“Living overseas showed me what it feels like to be an outsider. Scotland (where he studied) was a very welcoming place but I still didn’t feel like I belonged. I’m sure that feeling is magnified ten-fold for asylum seekers living in Australia,” he says.
So, back home a year later, and inspired by the second verse of the national anthem that “nobody really remembers” — it goes: ‘For those who’ve come across the seas / We’ve boundless plains to share / With courage let us all combine / To Advance Australia Fair’ — Drew embarked on a project to install 1,000 posters around the country printed with the slogan ‘Real Australians Say Welcome’.
Employing that same 1,000 posters method, his Monga Khan project goes a step further (or perhaps takes a step back) to ask what even is an Aussie, anyway?
“I was sticking up a poster in Dandenong (a suburb of Melbourne) when a young Pakistani guy said ‘I think he’s not Aussie… He looks Afghan’. He was looking at Monga Khan and really thinking about it. I asked him ‘What does an Aussie look like?’ and he wondered for a moment, then shrugged his shoulders and just smiled.
“I honestly love discovering the different ways people respond to these images. Everyday it’s unpredictable and complicated.”
Drew crowd-funded the two Australian-based projects, to cover materials for screen printing and painting the posters by hand, and his subsequent travel around the country. Both attracted hundreds of supporters, with the ‘Welcome’ campaign achieving 140% of its target, and ‘Aussie’ a remarkable 216%. (Surplus money from ‘Welcome’ was donated to charity, and leftovers from ‘Aussie’ are being used to commission other artists to interpret Monga Khan for a forthcoming book).
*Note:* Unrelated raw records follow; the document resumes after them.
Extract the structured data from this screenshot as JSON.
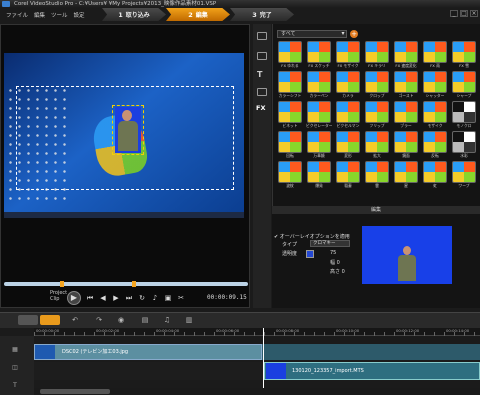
{
  "window": {
    "title": "Corel VideoStudio Pro - C:¥Users¥ ¥My Projects¥2013_映像作品素材01.VSP"
  },
  "menu": [
    "ファイル",
    "編集",
    "ツール",
    "設定"
  ],
  "steps": [
    {
      "num": "1",
      "label": "取り込み",
      "active": false
    },
    {
      "num": "2",
      "label": "編集",
      "active": true
    },
    {
      "num": "3",
      "label": "完了",
      "active": false
    }
  ],
  "window_buttons": [
    "_",
    "□",
    "×"
  ],
  "player": {
    "project_label": "Project",
    "clip_label": "Clip",
    "timecode": "00:00:09.15",
    "controls": [
      "play-icon",
      "home-icon",
      "prev-frame-icon",
      "next-frame-icon",
      "end-icon",
      "repeat-icon",
      "volume-icon"
    ]
  },
  "library": {
    "category": "すべて",
    "side_tab": "FX",
    "thumbs": [
      "FX ゆれる",
      "FX スケッチ",
      "FX モザイク",
      "FX キラリ",
      "FX 速度変化",
      "FX 雨",
      "FX 雪",
      "カラーシフト",
      "カラーペン",
      "カメラ",
      "クロップ",
      "ゴースト",
      "シャッター",
      "シャープ",
      "ビネット",
      "ピクセレーター",
      "ピクセルマン",
      "フリップ",
      "ブラー",
      "モザイク",
      "モノクロ",
      "回転",
      "万華鏡",
      "変形",
      "拡大",
      "鏡面",
      "反転",
      "水彩",
      "波紋",
      "爆発",
      "稲妻",
      "雲",
      "星",
      "虹",
      "ワープ"
    ]
  },
  "edit_panel": {
    "header": "編集",
    "overlay_option": "オーバーレイオプションを適用",
    "type_label": "タイプ",
    "type_value": "クロマキー",
    "transparency_label": "透明度",
    "numbers": [
      "75",
      "0",
      "0"
    ],
    "width_label": "幅",
    "height_label": "高さ"
  },
  "timeline": {
    "ruler": [
      "00:00:00:00",
      "00:00:02:00",
      "00:00:04:00",
      "00:00:06:00",
      "00:00:08:00",
      "00:00:10:00",
      "00:00:12:00",
      "00:00:14:00"
    ],
    "clip1": "DSC02 (テレビン加工03.jpg",
    "clip2": "130120_123357_import.MTS"
  }
}
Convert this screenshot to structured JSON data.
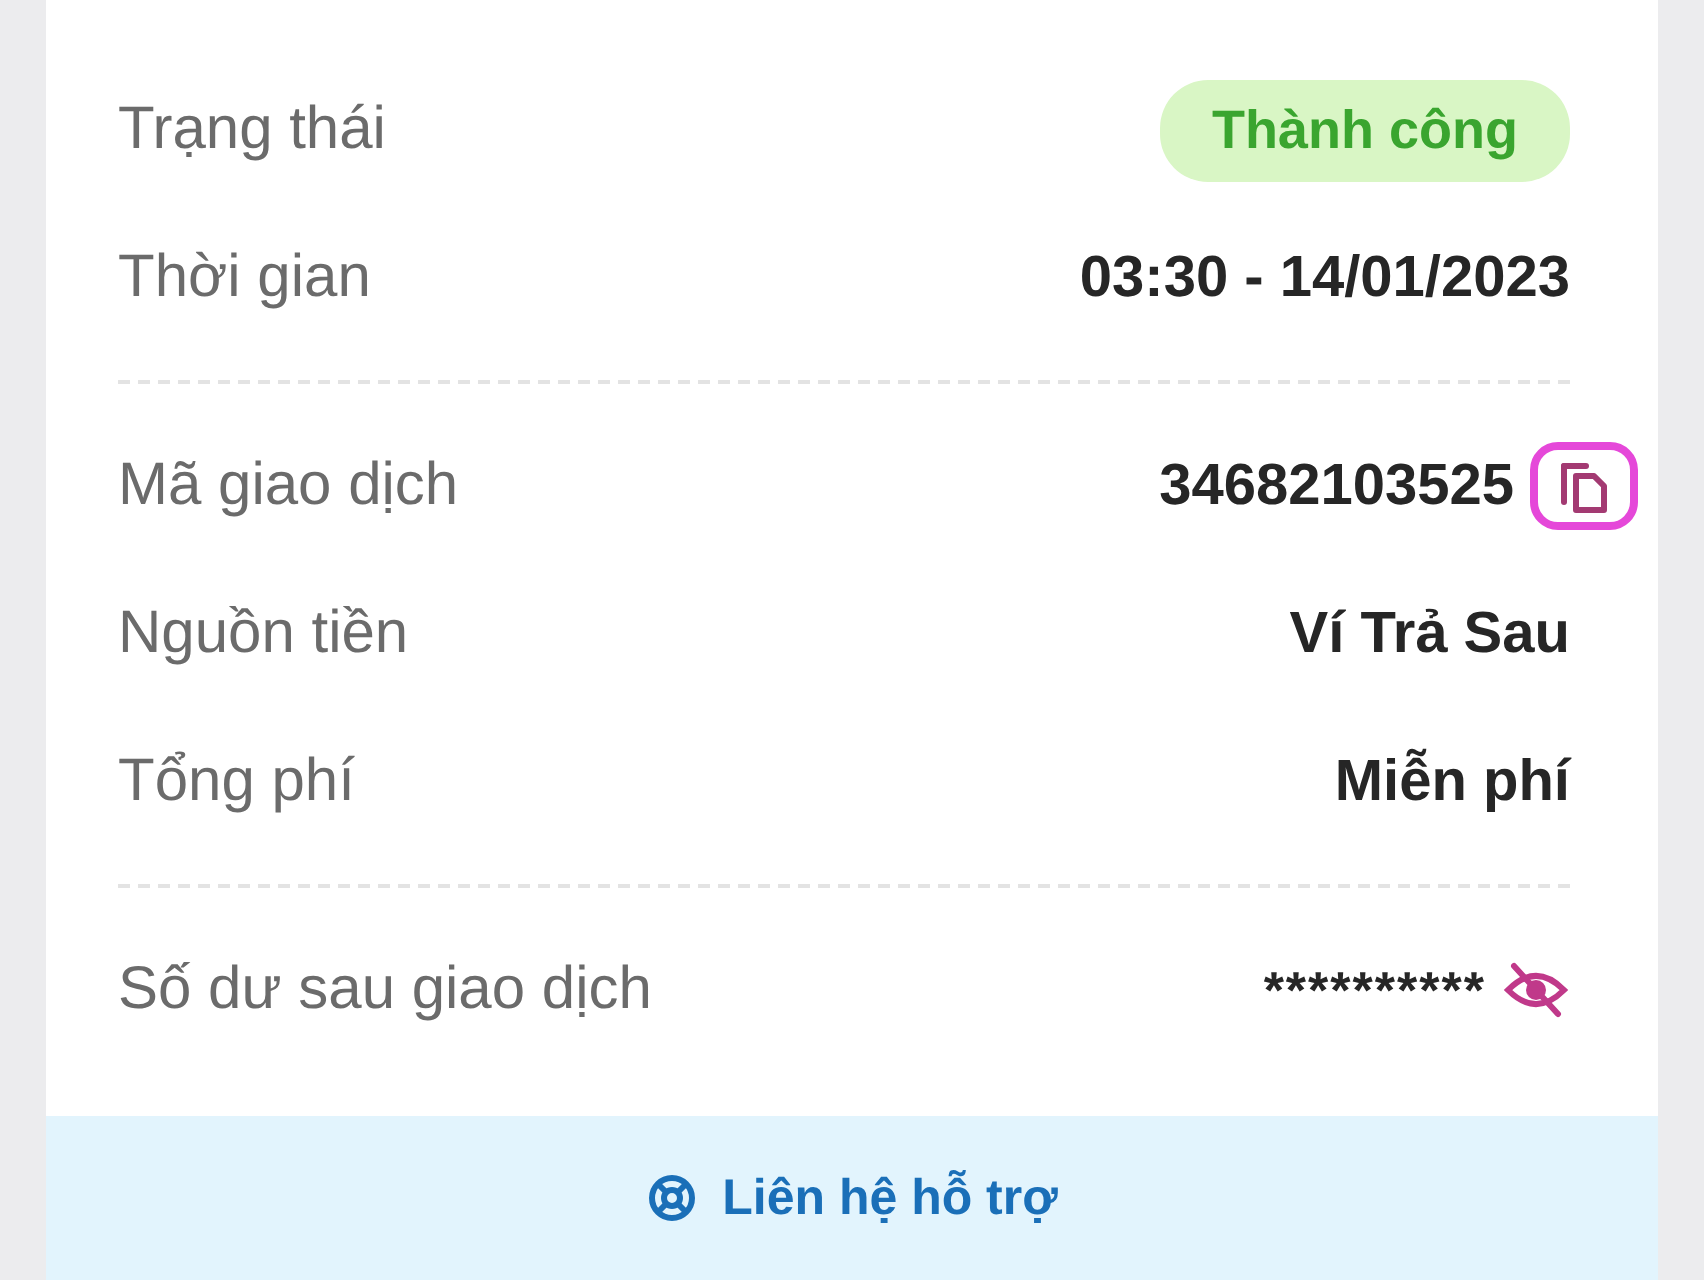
{
  "groups": [
    {
      "rows": [
        {
          "kind": "badge",
          "label": "Trạng thái",
          "value": "Thành công"
        },
        {
          "kind": "text",
          "label": "Thời gian",
          "value": "03:30 - 14/01/2023"
        }
      ]
    },
    {
      "rows": [
        {
          "kind": "copy",
          "label": "Mã giao dịch",
          "value": "34682103525"
        },
        {
          "kind": "text",
          "label": "Nguồn tiền",
          "value": "Ví Trả Sau"
        },
        {
          "kind": "text",
          "label": "Tổng phí",
          "value": "Miễn phí"
        }
      ]
    },
    {
      "rows": [
        {
          "kind": "hidden",
          "label": "Số dư sau giao dịch",
          "value": "**********"
        }
      ]
    }
  ],
  "footer": {
    "label": "Liên hệ hỗ trợ"
  }
}
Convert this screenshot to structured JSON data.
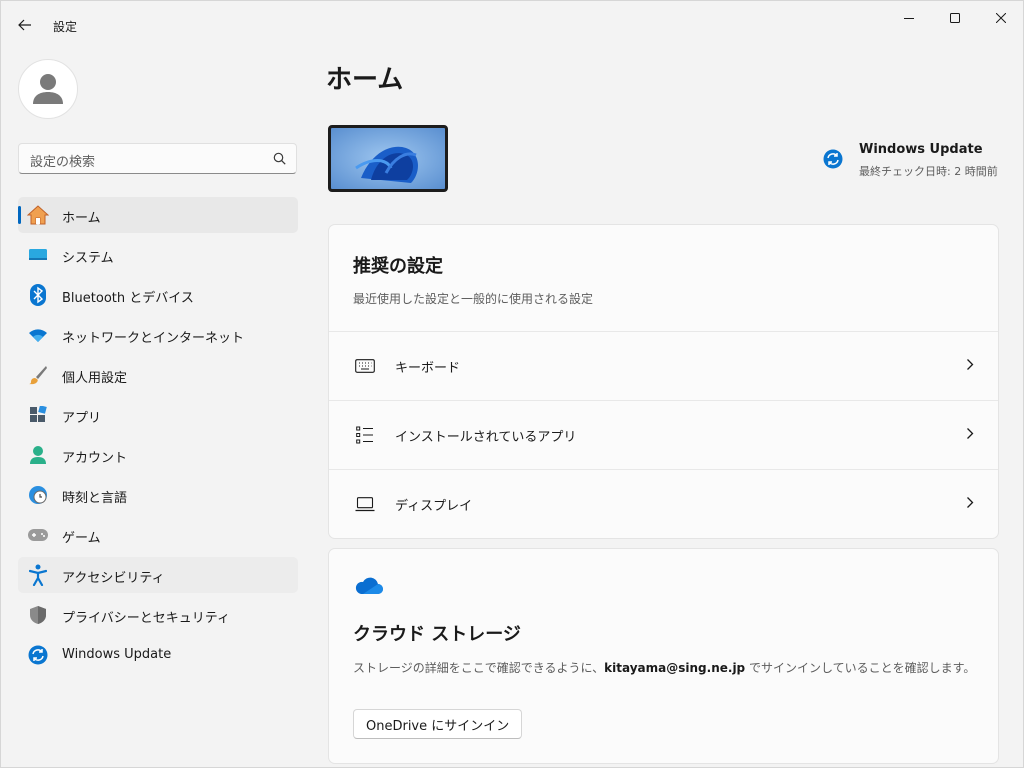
{
  "app": {
    "title": "設定"
  },
  "search": {
    "placeholder": "設定の検索"
  },
  "sidebar": {
    "items": [
      {
        "label": "ホーム",
        "icon": "home-icon"
      },
      {
        "label": "システム",
        "icon": "system-icon"
      },
      {
        "label": "Bluetooth とデバイス",
        "icon": "bluetooth-icon"
      },
      {
        "label": "ネットワークとインターネット",
        "icon": "wifi-icon"
      },
      {
        "label": "個人用設定",
        "icon": "brush-icon"
      },
      {
        "label": "アプリ",
        "icon": "apps-icon"
      },
      {
        "label": "アカウント",
        "icon": "account-icon"
      },
      {
        "label": "時刻と言語",
        "icon": "time-language-icon"
      },
      {
        "label": "ゲーム",
        "icon": "gamepad-icon"
      },
      {
        "label": "アクセシビリティ",
        "icon": "accessibility-icon"
      },
      {
        "label": "プライバシーとセキュリティ",
        "icon": "shield-icon"
      },
      {
        "label": "Windows Update",
        "icon": "windows-update-icon"
      }
    ]
  },
  "main": {
    "title": "ホーム",
    "windows_update": {
      "title": "Windows Update",
      "subtitle": "最終チェック日時: 2 時間前"
    },
    "recommended": {
      "title": "推奨の設定",
      "subtitle": "最近使用した設定と一般的に使用される設定",
      "rows": [
        {
          "label": "キーボード",
          "icon": "keyboard-icon"
        },
        {
          "label": "インストールされているアプリ",
          "icon": "list-icon"
        },
        {
          "label": "ディスプレイ",
          "icon": "laptop-icon"
        }
      ]
    },
    "cloud": {
      "title": "クラウド ストレージ",
      "desc_before": "ストレージの詳細をここで確認できるように、",
      "email": "kitayama@sing.ne.jp",
      "desc_after": " でサインインしていることを確認します。",
      "button": "OneDrive にサインイン"
    }
  },
  "colors": {
    "accent": "#0067c0",
    "window_bg": "#f3f3f3",
    "card_bg": "#fbfbfb"
  }
}
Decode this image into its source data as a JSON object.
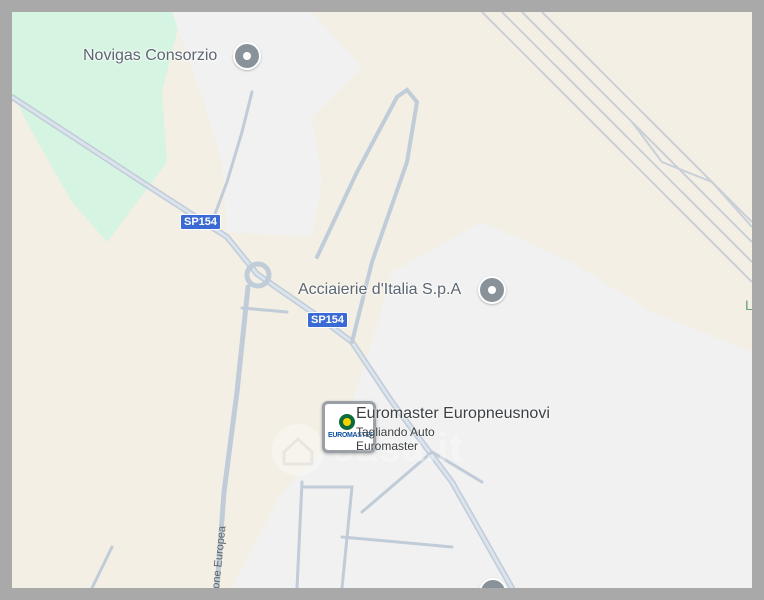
{
  "map": {
    "background_color": "#f4efe4",
    "park_color": "#d6f5e2",
    "industrial_color": "#f1f1f1",
    "road_color": "#b9c7d6",
    "pois": [
      {
        "name": "Novigas Consorzio",
        "icon": "location-pin-icon"
      },
      {
        "name": "Acciaierie d'Italia S.p.A",
        "icon": "location-pin-icon"
      }
    ],
    "road_shields": [
      "SP154",
      "SP154"
    ],
    "business": {
      "name": "Euromaster Europneusnovi",
      "subtitle_line1": "Tagliando Auto",
      "subtitle_line2": "Euromaster",
      "logo_text": "EUROMASTER"
    },
    "street_label": "one Europea",
    "edge_label": "L",
    "watermark": {
      "text": "casa.it",
      "icon": "house-icon"
    }
  }
}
Drew says “nine times out of 10” the people he meets while out on the streets installing the posters support the message they convey. That reflects a 2015 poll which found 86% of Australians agree that immigration has a positive effect socially, culturally and economically.
Where negativity comes in, Drew says, is around “the nature of power and the way it manifests fear of outsiders”.
Politicians and media condemn the violent and oppressive actions of certain nations, races and regimes, while simultaneously condemning those trying to escape said people and places, and seeking asylum in more peaceful countries.
The aforementioned 2015 poll also found that 65% of Australians think the country needs harsher measures against ‘illegal immigration’.
In 2013 Australia introduced a military-led border security strategy to intercept migrant boats before they reach Australian waters and tow them back to Indonesia. If asylum seekers do reach Australia by boat, they are sent to offshore detention and processing centres.
“I love hearing the success stories of asylum seekers, people who have been through hell, but managed to land on their feet, and still display a generosity of spirit that would inspire anybody. I meet someone like that at least once a week and it never fails to put my worries into perspective,” Drew says.
“To me, being an ‘Aussie’ is a constantly changing bundle of ideas, many of which contradict one another. But within all that there are values that are worth protecting, things like courage and generosity.” As that oft-forgotten second verse says.
Drew’s poster projects are about celebrating that courage and generosity, and the contribution that all sorts of different people — regardless of their country of origin or the colour of their skin — have made to Australia. Particularly those who might usually be overlooked.
“Monga Khan was an ordinary person, so he can become a symbol for the thousands of others who survived the White Australia Policy, and those who endure discrimination today. I want to turn Monga Khan into an Aussie folk hero. A good folk hero is an ‘every man’, someone you can identify with and really fall in love with.
He says it’s every day Australians, of all different cultures, who help make Australia the country it is.
“Australia’s greatest asset is its multiculturalism. That’s what ‘Aussie’ means to me.”